[Exercise instructions] Work out how many lines of the listing below hold the word "暨南大学", and give that number only.

[Records for processing]
################
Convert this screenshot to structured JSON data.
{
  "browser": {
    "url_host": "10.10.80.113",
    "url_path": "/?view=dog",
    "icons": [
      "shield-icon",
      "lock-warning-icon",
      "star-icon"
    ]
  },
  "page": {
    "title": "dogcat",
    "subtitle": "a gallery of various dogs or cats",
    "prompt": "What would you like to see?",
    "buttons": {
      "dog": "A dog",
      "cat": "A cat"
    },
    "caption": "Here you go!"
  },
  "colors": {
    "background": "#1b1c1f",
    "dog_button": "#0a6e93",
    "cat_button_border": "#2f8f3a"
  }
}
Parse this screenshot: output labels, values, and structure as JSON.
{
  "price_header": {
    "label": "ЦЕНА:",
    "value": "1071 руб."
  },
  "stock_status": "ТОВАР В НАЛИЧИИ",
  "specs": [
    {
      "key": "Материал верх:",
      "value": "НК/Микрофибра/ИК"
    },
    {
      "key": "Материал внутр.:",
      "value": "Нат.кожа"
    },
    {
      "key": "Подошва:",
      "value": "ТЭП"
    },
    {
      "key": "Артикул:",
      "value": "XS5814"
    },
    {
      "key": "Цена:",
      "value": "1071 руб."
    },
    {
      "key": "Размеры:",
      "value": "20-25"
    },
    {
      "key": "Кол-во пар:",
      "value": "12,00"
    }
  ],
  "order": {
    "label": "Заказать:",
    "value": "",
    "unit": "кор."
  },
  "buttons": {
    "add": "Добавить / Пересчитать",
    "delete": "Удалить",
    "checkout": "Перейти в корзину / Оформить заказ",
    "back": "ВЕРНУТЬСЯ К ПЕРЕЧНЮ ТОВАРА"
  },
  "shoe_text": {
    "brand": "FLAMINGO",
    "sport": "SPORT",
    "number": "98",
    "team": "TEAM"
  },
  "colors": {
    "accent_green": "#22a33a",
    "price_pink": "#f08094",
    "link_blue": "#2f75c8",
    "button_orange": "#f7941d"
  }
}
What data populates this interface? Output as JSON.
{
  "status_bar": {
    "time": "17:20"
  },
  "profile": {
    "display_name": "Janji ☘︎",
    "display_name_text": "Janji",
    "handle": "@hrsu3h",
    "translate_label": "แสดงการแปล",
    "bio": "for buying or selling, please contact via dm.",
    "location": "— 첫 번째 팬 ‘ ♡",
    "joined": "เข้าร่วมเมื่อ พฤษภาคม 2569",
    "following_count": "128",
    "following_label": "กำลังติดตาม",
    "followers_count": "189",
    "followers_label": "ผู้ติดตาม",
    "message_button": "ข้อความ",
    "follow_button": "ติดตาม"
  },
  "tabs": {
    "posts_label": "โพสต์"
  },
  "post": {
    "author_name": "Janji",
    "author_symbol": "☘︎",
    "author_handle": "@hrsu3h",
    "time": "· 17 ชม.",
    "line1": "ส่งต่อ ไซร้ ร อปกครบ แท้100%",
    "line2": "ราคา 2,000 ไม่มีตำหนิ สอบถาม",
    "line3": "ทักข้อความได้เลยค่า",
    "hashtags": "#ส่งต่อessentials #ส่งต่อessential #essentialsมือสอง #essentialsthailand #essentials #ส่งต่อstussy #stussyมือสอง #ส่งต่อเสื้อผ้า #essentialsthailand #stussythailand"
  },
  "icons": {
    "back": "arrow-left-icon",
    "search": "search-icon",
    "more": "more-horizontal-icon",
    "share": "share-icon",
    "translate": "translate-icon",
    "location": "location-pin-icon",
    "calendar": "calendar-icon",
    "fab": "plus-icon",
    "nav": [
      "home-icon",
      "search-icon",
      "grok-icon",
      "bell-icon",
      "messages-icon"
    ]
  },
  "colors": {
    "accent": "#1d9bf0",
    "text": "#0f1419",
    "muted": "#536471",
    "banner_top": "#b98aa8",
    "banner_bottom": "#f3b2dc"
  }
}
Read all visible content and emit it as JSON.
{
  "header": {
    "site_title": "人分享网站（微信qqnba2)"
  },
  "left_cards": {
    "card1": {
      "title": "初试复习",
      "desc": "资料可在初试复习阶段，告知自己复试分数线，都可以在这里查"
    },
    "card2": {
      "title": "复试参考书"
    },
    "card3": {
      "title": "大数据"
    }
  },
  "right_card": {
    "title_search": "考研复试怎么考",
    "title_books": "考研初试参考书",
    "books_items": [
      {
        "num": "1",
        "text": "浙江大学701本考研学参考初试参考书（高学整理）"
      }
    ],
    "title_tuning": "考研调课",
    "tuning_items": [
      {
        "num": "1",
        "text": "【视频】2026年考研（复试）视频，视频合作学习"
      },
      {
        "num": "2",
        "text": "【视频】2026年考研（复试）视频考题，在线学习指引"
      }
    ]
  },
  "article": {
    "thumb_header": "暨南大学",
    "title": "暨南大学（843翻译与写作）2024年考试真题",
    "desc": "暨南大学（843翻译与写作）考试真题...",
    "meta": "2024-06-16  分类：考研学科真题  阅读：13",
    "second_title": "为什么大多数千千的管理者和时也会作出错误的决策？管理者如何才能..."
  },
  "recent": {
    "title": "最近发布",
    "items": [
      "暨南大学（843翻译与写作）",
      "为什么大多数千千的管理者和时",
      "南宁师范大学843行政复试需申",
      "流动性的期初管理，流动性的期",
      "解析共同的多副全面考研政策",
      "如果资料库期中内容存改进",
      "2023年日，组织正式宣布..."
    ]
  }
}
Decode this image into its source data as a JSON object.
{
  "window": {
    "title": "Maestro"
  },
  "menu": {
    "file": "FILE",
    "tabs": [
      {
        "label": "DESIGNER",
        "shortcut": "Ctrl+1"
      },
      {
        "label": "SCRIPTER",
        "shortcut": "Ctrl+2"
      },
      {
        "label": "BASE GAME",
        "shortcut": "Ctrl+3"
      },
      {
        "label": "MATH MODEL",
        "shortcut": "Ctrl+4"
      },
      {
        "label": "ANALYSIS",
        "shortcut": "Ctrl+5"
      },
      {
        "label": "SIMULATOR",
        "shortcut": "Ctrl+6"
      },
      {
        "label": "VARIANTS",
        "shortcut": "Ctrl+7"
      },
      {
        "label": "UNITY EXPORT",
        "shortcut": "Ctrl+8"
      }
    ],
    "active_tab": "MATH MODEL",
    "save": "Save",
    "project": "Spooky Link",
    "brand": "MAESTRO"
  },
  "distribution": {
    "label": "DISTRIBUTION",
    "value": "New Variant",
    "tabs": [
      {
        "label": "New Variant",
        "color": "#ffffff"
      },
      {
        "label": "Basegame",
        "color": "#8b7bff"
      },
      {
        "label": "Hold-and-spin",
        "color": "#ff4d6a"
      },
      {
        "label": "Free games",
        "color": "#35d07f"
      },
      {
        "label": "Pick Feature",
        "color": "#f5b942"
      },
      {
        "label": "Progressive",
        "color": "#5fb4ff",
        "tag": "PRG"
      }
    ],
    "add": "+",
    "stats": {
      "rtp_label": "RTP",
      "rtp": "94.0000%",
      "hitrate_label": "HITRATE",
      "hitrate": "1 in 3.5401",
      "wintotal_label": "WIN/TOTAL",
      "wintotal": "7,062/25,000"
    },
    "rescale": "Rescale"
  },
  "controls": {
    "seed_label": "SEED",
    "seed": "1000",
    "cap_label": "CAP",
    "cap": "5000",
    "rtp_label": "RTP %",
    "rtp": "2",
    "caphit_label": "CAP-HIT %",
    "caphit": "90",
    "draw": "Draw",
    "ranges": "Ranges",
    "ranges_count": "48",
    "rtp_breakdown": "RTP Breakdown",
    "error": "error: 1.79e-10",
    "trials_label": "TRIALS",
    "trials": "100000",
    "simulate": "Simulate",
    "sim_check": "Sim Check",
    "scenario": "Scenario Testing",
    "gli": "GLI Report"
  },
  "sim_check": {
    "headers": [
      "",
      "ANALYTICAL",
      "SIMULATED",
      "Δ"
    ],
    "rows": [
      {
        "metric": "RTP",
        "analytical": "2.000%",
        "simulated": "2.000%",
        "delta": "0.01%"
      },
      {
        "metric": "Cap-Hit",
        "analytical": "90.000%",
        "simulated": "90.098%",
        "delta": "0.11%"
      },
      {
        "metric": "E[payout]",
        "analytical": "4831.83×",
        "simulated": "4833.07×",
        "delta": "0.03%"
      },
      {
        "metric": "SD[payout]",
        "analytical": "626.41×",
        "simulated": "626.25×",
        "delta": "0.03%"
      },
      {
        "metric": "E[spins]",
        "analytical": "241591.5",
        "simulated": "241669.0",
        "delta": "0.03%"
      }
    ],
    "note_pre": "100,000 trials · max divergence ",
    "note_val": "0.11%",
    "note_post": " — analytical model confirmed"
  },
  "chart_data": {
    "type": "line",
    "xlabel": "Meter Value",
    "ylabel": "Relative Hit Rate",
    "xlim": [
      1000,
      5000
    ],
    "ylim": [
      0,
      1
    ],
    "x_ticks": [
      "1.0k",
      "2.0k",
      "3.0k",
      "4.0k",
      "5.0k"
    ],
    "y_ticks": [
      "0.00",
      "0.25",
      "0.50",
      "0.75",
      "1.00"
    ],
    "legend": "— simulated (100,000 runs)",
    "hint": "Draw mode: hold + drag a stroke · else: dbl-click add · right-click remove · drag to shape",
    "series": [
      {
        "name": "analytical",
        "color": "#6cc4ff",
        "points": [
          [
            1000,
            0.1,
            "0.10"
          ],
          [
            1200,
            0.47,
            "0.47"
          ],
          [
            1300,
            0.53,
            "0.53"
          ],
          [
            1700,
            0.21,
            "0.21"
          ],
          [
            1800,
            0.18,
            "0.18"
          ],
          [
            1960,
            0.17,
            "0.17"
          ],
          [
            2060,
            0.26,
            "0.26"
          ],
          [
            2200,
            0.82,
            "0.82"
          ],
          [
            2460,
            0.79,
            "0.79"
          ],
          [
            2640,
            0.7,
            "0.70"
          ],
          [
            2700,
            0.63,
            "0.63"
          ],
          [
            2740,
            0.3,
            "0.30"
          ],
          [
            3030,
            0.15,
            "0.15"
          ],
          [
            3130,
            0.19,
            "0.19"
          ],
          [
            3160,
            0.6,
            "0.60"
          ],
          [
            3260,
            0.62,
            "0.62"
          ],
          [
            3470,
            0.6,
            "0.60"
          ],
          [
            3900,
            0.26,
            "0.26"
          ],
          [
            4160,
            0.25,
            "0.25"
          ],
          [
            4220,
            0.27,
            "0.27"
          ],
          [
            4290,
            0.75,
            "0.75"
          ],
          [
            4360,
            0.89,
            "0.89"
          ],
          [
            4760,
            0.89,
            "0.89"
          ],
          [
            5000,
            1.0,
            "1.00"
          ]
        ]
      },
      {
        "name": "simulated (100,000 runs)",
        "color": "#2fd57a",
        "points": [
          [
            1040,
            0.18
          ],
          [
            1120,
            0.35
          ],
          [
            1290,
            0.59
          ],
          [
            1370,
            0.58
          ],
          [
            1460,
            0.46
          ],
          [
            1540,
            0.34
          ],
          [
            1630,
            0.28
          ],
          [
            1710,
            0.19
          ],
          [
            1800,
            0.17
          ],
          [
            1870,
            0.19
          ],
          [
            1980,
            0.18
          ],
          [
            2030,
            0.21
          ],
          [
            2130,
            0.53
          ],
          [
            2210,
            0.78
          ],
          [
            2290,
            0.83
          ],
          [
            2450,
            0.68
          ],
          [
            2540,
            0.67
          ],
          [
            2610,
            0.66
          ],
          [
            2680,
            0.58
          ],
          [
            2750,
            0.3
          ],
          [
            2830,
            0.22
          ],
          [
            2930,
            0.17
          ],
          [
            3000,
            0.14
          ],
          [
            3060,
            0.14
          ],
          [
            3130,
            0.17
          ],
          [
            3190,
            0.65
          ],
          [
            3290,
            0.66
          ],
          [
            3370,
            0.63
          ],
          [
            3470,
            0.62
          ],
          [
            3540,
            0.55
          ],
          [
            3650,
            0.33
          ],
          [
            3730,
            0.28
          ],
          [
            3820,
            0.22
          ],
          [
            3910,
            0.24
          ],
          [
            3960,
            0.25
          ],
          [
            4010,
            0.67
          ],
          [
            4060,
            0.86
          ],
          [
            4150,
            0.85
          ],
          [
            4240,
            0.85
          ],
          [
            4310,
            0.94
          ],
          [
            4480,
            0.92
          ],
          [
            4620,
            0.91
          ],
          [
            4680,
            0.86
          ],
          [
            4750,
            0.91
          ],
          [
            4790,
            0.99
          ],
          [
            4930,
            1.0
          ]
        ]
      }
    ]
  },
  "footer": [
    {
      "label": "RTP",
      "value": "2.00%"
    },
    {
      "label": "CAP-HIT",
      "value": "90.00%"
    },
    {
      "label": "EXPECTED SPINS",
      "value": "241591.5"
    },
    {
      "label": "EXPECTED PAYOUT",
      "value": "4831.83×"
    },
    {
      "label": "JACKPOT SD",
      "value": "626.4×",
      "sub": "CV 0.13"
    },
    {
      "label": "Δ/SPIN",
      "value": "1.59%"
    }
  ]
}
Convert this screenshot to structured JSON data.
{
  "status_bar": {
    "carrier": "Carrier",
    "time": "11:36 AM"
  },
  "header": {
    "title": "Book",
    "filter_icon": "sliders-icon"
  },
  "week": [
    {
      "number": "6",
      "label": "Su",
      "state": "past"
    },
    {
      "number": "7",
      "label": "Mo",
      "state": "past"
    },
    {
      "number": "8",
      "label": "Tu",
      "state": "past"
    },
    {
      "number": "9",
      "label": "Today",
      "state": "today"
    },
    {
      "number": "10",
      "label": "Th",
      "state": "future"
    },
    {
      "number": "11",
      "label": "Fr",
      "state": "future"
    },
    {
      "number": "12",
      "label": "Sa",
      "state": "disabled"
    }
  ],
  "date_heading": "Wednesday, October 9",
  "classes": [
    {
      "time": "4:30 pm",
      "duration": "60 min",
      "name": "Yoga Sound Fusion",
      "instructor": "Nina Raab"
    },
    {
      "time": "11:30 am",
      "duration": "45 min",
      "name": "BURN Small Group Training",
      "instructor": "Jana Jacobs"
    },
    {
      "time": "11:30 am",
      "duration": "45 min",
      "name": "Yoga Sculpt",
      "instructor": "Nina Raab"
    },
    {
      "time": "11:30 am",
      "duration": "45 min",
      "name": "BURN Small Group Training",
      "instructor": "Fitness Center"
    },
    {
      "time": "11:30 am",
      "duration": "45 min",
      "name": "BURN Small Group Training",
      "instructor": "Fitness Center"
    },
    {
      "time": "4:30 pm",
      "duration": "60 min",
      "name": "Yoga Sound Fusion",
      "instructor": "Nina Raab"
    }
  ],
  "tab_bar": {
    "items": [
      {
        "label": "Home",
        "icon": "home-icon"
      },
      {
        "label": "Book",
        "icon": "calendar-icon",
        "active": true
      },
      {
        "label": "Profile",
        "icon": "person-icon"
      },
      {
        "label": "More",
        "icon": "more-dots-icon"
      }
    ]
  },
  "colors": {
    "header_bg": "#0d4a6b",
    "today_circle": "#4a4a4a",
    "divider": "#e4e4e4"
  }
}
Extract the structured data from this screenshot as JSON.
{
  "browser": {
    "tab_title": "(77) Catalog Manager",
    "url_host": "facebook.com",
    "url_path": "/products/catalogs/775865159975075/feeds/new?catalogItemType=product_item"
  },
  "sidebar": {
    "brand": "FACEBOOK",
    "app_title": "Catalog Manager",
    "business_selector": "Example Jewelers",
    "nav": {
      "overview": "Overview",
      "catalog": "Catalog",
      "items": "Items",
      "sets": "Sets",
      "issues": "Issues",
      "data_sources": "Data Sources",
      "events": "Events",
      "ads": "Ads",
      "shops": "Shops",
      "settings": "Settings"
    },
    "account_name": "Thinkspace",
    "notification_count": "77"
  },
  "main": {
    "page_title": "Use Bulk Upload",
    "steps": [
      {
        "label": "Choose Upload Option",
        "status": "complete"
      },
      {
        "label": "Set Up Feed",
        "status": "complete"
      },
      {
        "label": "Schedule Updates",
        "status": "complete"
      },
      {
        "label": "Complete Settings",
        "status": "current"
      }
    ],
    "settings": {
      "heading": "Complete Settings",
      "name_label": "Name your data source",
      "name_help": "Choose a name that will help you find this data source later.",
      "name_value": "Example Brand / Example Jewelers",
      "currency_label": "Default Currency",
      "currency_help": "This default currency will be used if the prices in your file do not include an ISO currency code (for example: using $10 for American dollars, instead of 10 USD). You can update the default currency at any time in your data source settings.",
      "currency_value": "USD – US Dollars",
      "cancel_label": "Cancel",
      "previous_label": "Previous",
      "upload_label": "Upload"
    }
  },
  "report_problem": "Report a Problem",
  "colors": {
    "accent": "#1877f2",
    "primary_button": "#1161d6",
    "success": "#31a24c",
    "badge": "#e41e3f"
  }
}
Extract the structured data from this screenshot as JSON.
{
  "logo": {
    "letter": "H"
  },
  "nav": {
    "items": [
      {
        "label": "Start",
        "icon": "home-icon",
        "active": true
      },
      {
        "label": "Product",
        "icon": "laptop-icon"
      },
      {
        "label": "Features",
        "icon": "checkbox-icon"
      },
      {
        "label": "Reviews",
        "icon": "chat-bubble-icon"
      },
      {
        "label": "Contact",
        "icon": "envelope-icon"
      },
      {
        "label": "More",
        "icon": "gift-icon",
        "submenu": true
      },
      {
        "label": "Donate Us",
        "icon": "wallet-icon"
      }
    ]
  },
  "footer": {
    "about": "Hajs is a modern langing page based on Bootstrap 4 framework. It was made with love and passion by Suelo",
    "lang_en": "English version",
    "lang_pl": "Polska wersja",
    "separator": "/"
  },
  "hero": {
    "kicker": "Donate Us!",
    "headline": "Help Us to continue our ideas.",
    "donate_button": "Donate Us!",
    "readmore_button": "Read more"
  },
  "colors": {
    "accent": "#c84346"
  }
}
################
[Response to the exercise] 4